American country at 0100 local time (0600 BST). Bush ordered five task forces into the area, all of which encountered heavy
resistance. Up to 9,500 US troops joined more than 12,000 soldiers already based in Panama for the mission, entitled Operation
Just Cause. They destroyed General Noriega's headquarters but failed to capture the dictator. There are unconfirmed reports
that Noriega's forces have also taken several Americans hostage. The US government is offering a $1m (£600,000) reward for
information leading to the general's capture. President Bush wants him to stand trial in America on charges of drug trafficking.
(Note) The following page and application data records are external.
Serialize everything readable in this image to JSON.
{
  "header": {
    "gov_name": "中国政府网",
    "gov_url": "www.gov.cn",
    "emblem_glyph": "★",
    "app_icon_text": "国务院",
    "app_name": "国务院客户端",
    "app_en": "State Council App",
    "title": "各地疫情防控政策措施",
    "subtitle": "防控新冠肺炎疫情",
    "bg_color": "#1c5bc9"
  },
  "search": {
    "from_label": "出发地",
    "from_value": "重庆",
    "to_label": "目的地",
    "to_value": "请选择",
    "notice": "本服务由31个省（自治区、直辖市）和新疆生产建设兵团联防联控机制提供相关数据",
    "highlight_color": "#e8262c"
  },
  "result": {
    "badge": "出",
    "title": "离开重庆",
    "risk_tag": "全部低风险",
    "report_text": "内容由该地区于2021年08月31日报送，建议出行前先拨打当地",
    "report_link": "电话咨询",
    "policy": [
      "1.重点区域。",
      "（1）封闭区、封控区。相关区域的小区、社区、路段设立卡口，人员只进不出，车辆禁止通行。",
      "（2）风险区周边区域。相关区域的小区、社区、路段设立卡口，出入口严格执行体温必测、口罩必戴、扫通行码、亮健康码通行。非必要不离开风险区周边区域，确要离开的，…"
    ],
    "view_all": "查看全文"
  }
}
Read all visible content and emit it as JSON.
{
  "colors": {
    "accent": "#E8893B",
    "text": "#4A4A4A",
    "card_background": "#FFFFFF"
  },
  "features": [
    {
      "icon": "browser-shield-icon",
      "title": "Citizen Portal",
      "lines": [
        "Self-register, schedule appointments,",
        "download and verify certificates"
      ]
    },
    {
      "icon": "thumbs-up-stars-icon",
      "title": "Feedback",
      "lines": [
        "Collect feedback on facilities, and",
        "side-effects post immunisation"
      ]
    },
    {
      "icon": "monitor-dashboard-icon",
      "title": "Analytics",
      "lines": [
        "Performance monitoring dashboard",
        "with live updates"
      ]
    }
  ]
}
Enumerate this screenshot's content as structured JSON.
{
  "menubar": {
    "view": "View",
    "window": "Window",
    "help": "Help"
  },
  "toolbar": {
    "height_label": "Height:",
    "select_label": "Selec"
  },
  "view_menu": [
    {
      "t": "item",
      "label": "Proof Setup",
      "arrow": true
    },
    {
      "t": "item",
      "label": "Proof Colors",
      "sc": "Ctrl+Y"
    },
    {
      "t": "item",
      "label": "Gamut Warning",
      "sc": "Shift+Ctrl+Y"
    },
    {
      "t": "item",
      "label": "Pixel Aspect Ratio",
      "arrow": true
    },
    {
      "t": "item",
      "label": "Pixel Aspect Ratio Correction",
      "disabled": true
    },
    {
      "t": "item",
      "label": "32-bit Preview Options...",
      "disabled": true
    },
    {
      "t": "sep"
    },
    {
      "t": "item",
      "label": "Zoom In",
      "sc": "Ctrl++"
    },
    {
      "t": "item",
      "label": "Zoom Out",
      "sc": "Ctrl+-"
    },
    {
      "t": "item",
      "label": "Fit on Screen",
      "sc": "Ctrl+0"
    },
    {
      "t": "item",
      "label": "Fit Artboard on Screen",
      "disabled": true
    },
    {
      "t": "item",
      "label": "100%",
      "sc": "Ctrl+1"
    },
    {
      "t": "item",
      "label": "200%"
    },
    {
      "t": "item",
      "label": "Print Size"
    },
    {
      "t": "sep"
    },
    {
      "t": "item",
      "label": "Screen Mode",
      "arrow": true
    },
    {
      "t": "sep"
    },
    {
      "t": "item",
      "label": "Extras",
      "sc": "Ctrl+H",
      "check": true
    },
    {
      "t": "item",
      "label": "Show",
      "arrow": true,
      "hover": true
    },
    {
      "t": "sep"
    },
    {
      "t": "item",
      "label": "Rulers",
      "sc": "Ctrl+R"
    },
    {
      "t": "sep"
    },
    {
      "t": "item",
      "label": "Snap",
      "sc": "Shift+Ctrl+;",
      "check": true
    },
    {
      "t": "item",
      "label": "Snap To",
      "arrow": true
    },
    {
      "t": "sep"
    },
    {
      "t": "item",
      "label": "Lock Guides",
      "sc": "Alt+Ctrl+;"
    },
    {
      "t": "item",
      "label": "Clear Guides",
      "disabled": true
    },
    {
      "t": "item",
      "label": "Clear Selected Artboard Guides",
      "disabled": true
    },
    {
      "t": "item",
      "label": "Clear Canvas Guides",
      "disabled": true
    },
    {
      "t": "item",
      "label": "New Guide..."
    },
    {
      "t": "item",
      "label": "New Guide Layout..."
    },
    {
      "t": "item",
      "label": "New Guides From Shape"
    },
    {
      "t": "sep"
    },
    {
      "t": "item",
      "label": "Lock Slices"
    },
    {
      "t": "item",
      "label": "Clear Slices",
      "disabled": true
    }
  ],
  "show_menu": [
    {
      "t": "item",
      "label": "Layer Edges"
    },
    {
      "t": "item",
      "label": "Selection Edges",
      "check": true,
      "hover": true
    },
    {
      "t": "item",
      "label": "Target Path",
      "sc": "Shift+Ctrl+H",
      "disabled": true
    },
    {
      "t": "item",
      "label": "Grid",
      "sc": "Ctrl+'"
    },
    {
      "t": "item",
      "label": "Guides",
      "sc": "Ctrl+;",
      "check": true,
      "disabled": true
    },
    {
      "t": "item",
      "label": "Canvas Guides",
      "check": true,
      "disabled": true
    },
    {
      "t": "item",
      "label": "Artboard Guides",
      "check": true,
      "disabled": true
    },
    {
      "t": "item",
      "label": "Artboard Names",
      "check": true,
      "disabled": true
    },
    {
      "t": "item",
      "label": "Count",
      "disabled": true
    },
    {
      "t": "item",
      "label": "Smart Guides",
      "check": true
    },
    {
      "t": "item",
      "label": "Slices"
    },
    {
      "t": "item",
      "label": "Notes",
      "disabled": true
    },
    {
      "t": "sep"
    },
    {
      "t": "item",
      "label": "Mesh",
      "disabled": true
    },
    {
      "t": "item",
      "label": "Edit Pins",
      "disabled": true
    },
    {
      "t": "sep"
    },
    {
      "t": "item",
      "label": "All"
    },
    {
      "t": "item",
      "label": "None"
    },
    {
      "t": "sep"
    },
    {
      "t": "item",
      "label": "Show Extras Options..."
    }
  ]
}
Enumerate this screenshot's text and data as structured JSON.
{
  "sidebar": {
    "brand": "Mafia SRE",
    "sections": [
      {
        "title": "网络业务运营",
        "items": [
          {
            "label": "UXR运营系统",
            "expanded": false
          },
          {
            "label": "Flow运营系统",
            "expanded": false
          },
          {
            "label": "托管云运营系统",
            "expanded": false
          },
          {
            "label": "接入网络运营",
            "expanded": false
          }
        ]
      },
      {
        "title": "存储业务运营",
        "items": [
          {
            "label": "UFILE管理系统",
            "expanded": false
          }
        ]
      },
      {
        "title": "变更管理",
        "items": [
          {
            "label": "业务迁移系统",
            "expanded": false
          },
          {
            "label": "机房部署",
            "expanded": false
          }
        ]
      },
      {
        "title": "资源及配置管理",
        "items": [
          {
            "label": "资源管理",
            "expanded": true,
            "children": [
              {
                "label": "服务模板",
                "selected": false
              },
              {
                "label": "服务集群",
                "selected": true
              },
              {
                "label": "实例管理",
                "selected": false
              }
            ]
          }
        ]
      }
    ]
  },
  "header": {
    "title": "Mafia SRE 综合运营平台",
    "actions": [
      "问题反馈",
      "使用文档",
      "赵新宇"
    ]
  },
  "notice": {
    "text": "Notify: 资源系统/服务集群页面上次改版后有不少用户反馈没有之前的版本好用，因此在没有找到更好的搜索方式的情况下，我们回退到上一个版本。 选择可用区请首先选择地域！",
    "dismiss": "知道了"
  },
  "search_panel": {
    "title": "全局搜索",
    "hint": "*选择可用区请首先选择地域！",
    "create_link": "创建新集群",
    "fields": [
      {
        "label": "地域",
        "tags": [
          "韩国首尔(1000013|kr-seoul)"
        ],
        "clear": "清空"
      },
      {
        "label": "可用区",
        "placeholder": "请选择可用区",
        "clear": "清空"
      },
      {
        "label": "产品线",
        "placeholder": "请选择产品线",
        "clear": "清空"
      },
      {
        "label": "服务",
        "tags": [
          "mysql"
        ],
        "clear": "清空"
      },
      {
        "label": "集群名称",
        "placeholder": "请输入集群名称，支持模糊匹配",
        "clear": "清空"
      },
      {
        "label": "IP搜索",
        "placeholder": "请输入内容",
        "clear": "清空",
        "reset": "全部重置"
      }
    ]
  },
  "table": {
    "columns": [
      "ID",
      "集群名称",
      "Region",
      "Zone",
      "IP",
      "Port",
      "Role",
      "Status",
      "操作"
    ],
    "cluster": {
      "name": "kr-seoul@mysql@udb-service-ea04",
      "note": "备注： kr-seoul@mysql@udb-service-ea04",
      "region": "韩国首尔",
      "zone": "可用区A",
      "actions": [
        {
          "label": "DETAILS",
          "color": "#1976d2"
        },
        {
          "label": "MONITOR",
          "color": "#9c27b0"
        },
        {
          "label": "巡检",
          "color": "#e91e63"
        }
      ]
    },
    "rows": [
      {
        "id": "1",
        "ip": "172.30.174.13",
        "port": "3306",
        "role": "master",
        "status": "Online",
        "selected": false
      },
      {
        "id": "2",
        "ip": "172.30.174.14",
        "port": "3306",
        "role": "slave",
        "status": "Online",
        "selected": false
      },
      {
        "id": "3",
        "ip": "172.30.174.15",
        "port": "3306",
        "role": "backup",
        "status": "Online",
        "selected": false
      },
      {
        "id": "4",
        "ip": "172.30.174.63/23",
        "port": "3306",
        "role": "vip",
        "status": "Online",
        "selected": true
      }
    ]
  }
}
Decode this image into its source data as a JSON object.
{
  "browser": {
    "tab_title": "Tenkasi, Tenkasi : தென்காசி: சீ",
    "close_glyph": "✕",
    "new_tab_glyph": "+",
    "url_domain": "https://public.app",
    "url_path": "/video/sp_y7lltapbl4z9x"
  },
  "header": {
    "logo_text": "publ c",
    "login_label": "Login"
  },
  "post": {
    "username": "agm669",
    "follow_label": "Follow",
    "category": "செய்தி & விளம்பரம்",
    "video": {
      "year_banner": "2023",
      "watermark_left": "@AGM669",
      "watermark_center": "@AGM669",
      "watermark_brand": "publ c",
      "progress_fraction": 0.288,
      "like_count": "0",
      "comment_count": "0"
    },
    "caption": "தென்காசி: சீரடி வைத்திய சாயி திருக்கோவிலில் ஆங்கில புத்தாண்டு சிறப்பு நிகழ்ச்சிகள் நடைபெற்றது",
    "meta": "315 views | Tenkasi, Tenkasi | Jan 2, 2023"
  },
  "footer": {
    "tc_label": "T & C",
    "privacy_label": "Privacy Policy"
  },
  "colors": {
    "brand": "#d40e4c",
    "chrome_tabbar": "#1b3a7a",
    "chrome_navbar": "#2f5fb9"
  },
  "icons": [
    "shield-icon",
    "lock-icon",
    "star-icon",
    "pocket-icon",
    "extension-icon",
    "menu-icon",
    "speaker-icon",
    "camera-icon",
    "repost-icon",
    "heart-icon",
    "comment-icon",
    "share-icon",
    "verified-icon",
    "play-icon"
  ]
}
He ordered the invasion after a series of recent attacks which culminated in the murder of an American soldier.
President Bush wants him
to stand trial in America on charges of drug trafficking. He ordered the invasion after a series of recent attacks which culminated
in the murder of an American soldier. General Noriega's reckless threats and attacks upon Americans in Panama created an imminent
danger to the 35,000 American citizens in Panama. As President, I have no higher obligation than to safeguard the lives of
American citizens," President Bush added. And that is why I directed our armed forces .. to bring General Noriega to justice
in the United States. I contacted the bipartisan leadership of Congress last night and informed them of this decision
General Noriega was caught within
a week after he was tracked down by US troops at a Vatican embassy. He was brought to trial in Florida the following month
where he was sentenced to 40 years in prison. This was later reduced to 30 years by a US judge. He has failed twice in attempts
to secure an early release. His most recent parole attempt was turned down back in 2000 after concerns were raised over the
security risk his release could pose to the former US President, George Bush. General Noriega is still wanted in Panama on
charges of executing army officers in 1989.
"Those who are willing to sacrifice liberty for security do not deserve